◆ **TASK ITEM**
The answer must consist of every line in the records that contains the word "Trap".

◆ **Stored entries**
######

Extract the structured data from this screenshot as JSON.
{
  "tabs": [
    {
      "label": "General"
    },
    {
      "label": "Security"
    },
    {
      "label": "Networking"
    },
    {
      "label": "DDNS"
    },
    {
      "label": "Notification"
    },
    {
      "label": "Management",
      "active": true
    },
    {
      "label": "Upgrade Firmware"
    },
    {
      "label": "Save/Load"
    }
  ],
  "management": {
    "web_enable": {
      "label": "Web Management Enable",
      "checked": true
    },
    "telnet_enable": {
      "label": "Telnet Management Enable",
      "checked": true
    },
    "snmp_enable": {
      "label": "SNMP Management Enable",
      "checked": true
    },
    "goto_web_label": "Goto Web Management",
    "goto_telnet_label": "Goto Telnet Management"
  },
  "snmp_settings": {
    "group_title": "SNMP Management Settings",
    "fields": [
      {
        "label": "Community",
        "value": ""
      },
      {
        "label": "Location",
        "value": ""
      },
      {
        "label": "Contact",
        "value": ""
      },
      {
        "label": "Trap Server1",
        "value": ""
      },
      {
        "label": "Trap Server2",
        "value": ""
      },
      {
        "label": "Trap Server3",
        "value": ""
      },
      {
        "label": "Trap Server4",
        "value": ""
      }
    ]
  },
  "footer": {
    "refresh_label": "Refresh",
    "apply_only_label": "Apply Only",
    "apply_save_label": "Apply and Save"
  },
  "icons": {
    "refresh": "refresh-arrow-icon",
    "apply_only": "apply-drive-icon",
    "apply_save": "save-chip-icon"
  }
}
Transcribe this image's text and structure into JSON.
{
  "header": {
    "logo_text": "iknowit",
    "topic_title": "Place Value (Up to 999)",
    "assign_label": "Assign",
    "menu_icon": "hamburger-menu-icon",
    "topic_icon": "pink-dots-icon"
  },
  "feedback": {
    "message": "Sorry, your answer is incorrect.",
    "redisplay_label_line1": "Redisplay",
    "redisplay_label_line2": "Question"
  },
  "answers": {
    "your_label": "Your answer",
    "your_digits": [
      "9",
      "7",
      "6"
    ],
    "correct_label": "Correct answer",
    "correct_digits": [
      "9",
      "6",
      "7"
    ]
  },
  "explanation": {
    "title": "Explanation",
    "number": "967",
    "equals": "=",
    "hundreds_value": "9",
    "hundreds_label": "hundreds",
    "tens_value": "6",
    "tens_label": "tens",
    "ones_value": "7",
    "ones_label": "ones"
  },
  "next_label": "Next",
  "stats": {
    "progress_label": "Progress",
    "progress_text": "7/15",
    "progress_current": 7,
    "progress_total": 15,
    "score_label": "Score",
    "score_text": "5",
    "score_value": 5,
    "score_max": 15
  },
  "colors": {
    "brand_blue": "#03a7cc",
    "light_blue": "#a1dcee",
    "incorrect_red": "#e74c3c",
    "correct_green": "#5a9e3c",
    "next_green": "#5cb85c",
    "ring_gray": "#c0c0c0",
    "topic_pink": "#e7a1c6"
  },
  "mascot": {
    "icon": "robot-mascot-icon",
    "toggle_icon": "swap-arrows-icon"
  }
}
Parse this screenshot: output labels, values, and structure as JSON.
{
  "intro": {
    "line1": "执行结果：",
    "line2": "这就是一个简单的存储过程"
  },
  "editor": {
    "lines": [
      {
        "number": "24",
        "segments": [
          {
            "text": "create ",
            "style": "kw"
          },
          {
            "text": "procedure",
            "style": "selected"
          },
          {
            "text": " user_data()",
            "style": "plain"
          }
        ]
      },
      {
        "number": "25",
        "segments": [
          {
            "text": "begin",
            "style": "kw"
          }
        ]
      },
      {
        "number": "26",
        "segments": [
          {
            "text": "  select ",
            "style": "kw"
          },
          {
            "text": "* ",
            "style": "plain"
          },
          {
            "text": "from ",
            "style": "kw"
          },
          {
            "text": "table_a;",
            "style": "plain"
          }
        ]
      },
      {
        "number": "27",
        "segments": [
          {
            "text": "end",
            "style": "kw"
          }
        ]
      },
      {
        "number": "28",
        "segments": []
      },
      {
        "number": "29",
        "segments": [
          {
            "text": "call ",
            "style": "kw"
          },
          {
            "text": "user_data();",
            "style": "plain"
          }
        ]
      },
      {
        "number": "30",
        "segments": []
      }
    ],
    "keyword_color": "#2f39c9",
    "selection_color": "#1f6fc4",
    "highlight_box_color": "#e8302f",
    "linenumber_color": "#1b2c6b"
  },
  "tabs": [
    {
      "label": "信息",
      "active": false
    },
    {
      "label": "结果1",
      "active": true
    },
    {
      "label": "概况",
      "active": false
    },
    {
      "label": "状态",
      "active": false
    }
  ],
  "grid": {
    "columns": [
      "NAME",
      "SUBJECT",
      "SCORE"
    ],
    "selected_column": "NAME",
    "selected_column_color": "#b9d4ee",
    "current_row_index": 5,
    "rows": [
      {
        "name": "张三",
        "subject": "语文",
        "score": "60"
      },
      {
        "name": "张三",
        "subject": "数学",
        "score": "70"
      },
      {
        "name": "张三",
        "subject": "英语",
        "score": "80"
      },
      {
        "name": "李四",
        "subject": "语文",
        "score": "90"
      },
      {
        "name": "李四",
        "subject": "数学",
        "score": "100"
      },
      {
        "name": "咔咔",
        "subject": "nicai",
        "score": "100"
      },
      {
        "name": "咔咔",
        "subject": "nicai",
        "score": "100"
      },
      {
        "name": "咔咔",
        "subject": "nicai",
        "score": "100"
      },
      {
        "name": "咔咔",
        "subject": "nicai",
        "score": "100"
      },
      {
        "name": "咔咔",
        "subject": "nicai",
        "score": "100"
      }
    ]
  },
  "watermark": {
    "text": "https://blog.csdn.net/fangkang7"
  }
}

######

◆ **RESULT**
        "label": "Trap Server1",
        "label": "Trap Server2",
        "label": "Trap Server3",
        "label": "Trap Server4",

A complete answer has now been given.